As always I return home enlightened and inspired. My perspective on the world continues to evolve and grow for the better. I was reminded again of how thankful and appreciative of all the opportunities I have had quite simply because I was born in the United States. And it is my strong belief that with that blessing comes a responsibility to yourself and others. We are all very fortunate to have a peaceful, stable country to reside in and despite the current economic climate; this is truly the land of hope and opportunity compared to much of the world. So while you may not have the opportunity to travel as I extensively as I have to gain the perspective that I have…I have a very simple request of you; I ask that you make the most of what you have been given, be grateful, and give back.
If you want to see more about my trip you can find photos here under April www.facebook.com/krakow.usconsulate
And if you want to brush up on your Polish skills you can attempt to translate this article from the biggest Krakow newspaper…good luck! BTW the google translator I used didn’t translate smoothly…lots of missed words. Well at least there are some photos.
2012 DYNASTY GK ACADEMY CLASS
Congratulations to the following Dynasty Goalkeeping students who will be continuing their playing careers at the following colleges this fall:
MACAIRE AMENT – University of Texas–Dallas
RACHEL AMES – Yale University
EMILY ARMSTRONG – Boston College
SCHYLER ARNOLD – University of North Alabama
SYDNEY BRANSON – Clemson University
RACHEL BERGMAN – Northeastern University
CAROLINE CASEY – College of William & Mary
IVY COCKLEREECE – High Point University
KATELYN COON – Keystone College

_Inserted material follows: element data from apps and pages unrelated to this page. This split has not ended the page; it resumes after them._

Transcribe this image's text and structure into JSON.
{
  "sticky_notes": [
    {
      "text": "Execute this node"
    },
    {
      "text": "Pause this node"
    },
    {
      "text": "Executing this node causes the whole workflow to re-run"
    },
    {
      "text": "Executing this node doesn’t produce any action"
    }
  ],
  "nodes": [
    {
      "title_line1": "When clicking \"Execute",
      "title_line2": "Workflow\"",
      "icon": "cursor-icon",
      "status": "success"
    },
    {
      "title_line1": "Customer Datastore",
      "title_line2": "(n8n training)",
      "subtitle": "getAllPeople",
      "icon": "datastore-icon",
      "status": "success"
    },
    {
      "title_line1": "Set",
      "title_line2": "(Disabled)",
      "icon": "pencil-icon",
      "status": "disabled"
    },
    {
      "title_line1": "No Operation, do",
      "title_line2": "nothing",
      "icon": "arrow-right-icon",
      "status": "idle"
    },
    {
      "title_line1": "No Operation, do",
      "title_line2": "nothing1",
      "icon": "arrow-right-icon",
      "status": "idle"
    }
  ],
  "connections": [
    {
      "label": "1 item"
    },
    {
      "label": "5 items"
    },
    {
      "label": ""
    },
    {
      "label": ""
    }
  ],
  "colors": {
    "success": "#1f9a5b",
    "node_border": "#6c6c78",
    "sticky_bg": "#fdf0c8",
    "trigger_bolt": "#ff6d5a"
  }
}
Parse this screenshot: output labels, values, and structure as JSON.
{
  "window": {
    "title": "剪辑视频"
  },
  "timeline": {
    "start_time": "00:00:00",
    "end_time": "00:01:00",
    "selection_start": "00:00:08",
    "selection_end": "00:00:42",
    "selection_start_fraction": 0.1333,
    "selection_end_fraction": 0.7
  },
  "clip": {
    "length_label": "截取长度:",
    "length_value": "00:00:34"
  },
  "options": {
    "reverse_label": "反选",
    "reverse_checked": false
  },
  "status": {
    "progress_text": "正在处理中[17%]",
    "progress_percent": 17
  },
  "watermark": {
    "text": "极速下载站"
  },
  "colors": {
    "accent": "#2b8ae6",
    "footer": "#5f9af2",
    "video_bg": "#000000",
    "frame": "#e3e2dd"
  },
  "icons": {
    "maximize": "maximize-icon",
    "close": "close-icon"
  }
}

CHRISTINA GANDY – Central Michigan University
KYLIE HAMBLETON – Sam Houston State
MAKENZIE HOPKINS – Butler University
ROSE HULL – Furman University

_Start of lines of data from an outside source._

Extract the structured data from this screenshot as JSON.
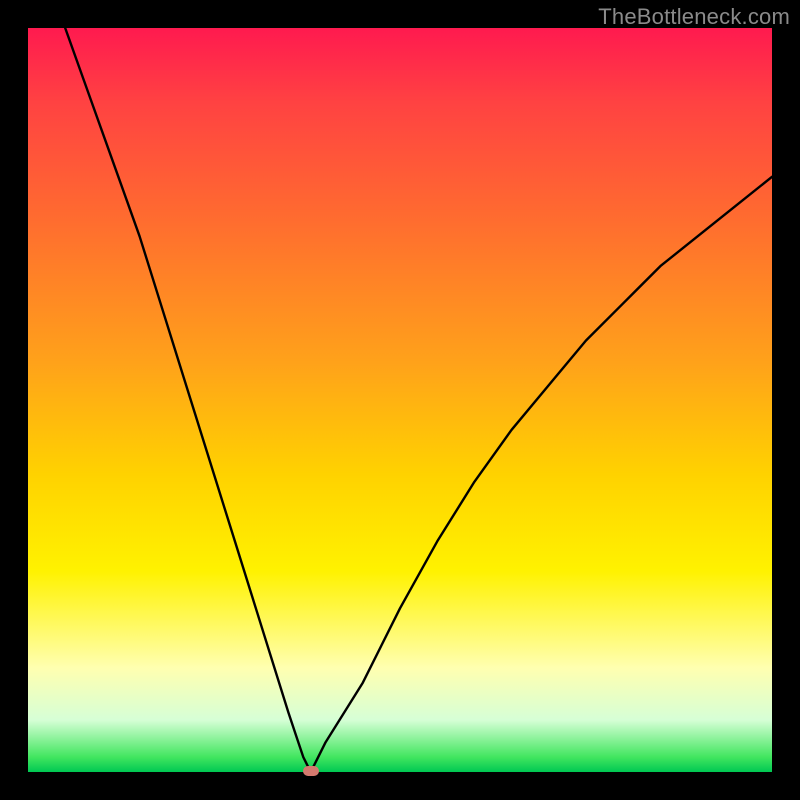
{
  "watermark": "TheBottleneck.com",
  "chart_data": {
    "type": "line",
    "title": "",
    "xlabel": "",
    "ylabel": "",
    "xlim": [
      0,
      100
    ],
    "ylim": [
      0,
      100
    ],
    "notch_x": 38,
    "marker": {
      "x": 38,
      "y": 0,
      "color": "#d4796e"
    },
    "gradient_stops": [
      {
        "pos": 0,
        "color": "#ff1a4f"
      },
      {
        "pos": 25,
        "color": "#ff6a30"
      },
      {
        "pos": 60,
        "color": "#ffd200"
      },
      {
        "pos": 86,
        "color": "#ffffb0"
      },
      {
        "pos": 100,
        "color": "#00c853"
      }
    ],
    "series": [
      {
        "name": "curve-left",
        "x": [
          5,
          7.5,
          10,
          12.5,
          15,
          17.5,
          20,
          22.5,
          25,
          27.5,
          30,
          32.5,
          35,
          36,
          37,
          38
        ],
        "values": [
          100,
          93,
          86,
          79,
          72,
          64,
          56,
          48,
          40,
          32,
          24,
          16,
          8,
          5,
          2,
          0
        ]
      },
      {
        "name": "curve-right",
        "x": [
          38,
          39,
          40,
          42.5,
          45,
          47.5,
          50,
          55,
          60,
          65,
          70,
          75,
          80,
          85,
          90,
          95,
          100
        ],
        "values": [
          0,
          2,
          4,
          8,
          12,
          17,
          22,
          31,
          39,
          46,
          52,
          58,
          63,
          68,
          72,
          76,
          80
        ]
      }
    ]
  }
}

EMILY KELLY – University of Richmond
KARA KRAJENTA – East Tennessee State
MAKENZIE LARSON – Loyola Marymount University
JESSE McGINLEY – University of North Carolina-Greensboro

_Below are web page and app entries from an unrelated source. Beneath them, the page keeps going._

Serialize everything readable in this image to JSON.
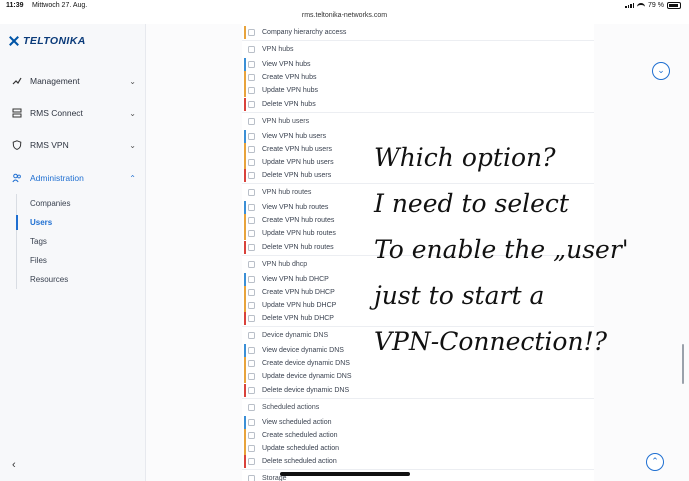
{
  "status_bar": {
    "time": "11:39",
    "date": "Mittwoch 27. Aug.",
    "url": "rms.teltonika-networks.com",
    "battery": "79 %"
  },
  "sidebar": {
    "logo_text": "TELTONIKA",
    "nav": [
      {
        "label": "Management",
        "icon": "management-icon"
      },
      {
        "label": "RMS Connect",
        "icon": "rms-connect-icon"
      },
      {
        "label": "RMS VPN",
        "icon": "shield-icon"
      },
      {
        "label": "Administration",
        "icon": "users-icon",
        "active": true
      }
    ],
    "sub_items": [
      "Companies",
      "Users",
      "Tags",
      "Files",
      "Resources"
    ],
    "active_sub": "Users"
  },
  "colors": {
    "view": "#3b8fd6",
    "create": "#e8a33c",
    "update": "#e8a33c",
    "delete": "#d9423b",
    "accent": "#1f6fd1"
  },
  "permissions": [
    {
      "label": "Company hierarchy access",
      "kind": "update"
    },
    {
      "label": "VPN hubs",
      "kind": "group"
    },
    {
      "label": "View VPN hubs",
      "kind": "view"
    },
    {
      "label": "Create VPN hubs",
      "kind": "create"
    },
    {
      "label": "Update VPN hubs",
      "kind": "update"
    },
    {
      "label": "Delete VPN hubs",
      "kind": "delete"
    },
    {
      "label": "VPN hub users",
      "kind": "group"
    },
    {
      "label": "View VPN hub users",
      "kind": "view"
    },
    {
      "label": "Create VPN hub users",
      "kind": "create"
    },
    {
      "label": "Update VPN hub users",
      "kind": "update"
    },
    {
      "label": "Delete VPN hub users",
      "kind": "delete"
    },
    {
      "label": "VPN hub routes",
      "kind": "group"
    },
    {
      "label": "View VPN hub routes",
      "kind": "view"
    },
    {
      "label": "Create VPN hub routes",
      "kind": "create"
    },
    {
      "label": "Update VPN hub routes",
      "kind": "update"
    },
    {
      "label": "Delete VPN hub routes",
      "kind": "delete"
    },
    {
      "label": "VPN hub dhcp",
      "kind": "group"
    },
    {
      "label": "View VPN hub DHCP",
      "kind": "view"
    },
    {
      "label": "Create VPN hub DHCP",
      "kind": "create"
    },
    {
      "label": "Update VPN hub DHCP",
      "kind": "update"
    },
    {
      "label": "Delete VPN hub DHCP",
      "kind": "delete"
    },
    {
      "label": "Device dynamic DNS",
      "kind": "group"
    },
    {
      "label": "View device dynamic DNS",
      "kind": "view"
    },
    {
      "label": "Create device dynamic DNS",
      "kind": "create"
    },
    {
      "label": "Update device dynamic DNS",
      "kind": "update"
    },
    {
      "label": "Delete device dynamic DNS",
      "kind": "delete"
    },
    {
      "label": "Scheduled actions",
      "kind": "group"
    },
    {
      "label": "View scheduled action",
      "kind": "view"
    },
    {
      "label": "Create scheduled action",
      "kind": "create"
    },
    {
      "label": "Update scheduled action",
      "kind": "update"
    },
    {
      "label": "Delete scheduled action",
      "kind": "delete"
    },
    {
      "label": "Storage",
      "kind": "group"
    }
  ],
  "handwritten_note": [
    "Which option?",
    "I need to select",
    "To enable the „user'",
    "just to start a",
    "VPN-Connection!?"
  ]
}
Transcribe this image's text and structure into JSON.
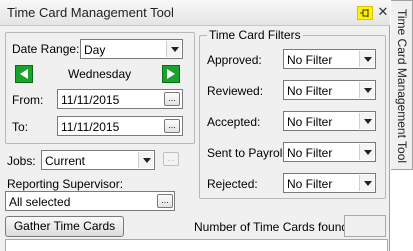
{
  "window": {
    "title": "Time Card Management Tool",
    "pin_icon": "pin-icon",
    "close_glyph": "✕"
  },
  "side_tab": {
    "label": "Time Card Management Tool"
  },
  "date_range": {
    "label": "Date Range:",
    "selected": "Day",
    "day_label": "Wednesday",
    "from_label": "From:",
    "from_value": "11/11/2015",
    "to_label": "To:",
    "to_value": "11/11/2015",
    "ellipsis": "..."
  },
  "filters": {
    "group_label": "Time Card Filters",
    "items": [
      {
        "label": "Approved:",
        "value": "No Filter"
      },
      {
        "label": "Reviewed:",
        "value": "No Filter"
      },
      {
        "label": "Accepted:",
        "value": "No Filter"
      },
      {
        "label": "Sent to Payroll:",
        "value": "No Filter"
      },
      {
        "label": "Rejected:",
        "value": "No Filter"
      }
    ]
  },
  "jobs": {
    "label": "Jobs:",
    "selected": "Current",
    "ellipsis": "..."
  },
  "supervisor": {
    "label": "Reporting Supervisor:",
    "value": "All selected",
    "ellipsis": "..."
  },
  "actions": {
    "gather_label": "Gather Time Cards"
  },
  "count": {
    "label": "Number of Time Cards found:",
    "value": ""
  },
  "colors": {
    "nav_arrow": "#1aa32c",
    "pin_highlight": "#fff200"
  }
}
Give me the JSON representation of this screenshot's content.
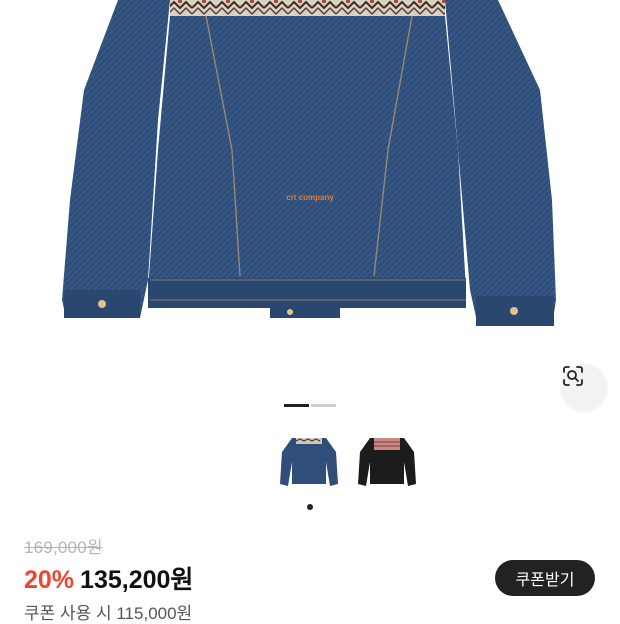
{
  "product": {
    "image_label": "denim jacket back view",
    "embroidery_text": "crt company",
    "thumbnails": [
      {
        "name": "blue denim jacket with pattern yoke"
      },
      {
        "name": "black jacket with pattern yoke"
      }
    ],
    "pager": {
      "total": 2,
      "active": 1
    }
  },
  "pricing": {
    "original_price": "169,000원",
    "discount_rate": "20%",
    "sale_price": "135,200원",
    "coupon_note": "쿠폰 사용 시 115,000원",
    "coupon_button": "쿠폰받기"
  },
  "icons": {
    "lens": "image-search-icon"
  },
  "colors": {
    "discount": "#f0462d",
    "denim": "#2f4f7a",
    "button_bg": "#222222"
  }
}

MACKENZIE STELLJES – Iona College
LIBBIE TURRENTINE – University of Oklahoma
TAYLOR WILSON – Wheaton College, MA
I apologize to the Dynasty students who are absent from this list. If you are not listed it is because I did not know your college choice! The 2013 class won’t be featured until May of 2013 even though I know several students have already made verbal commitments.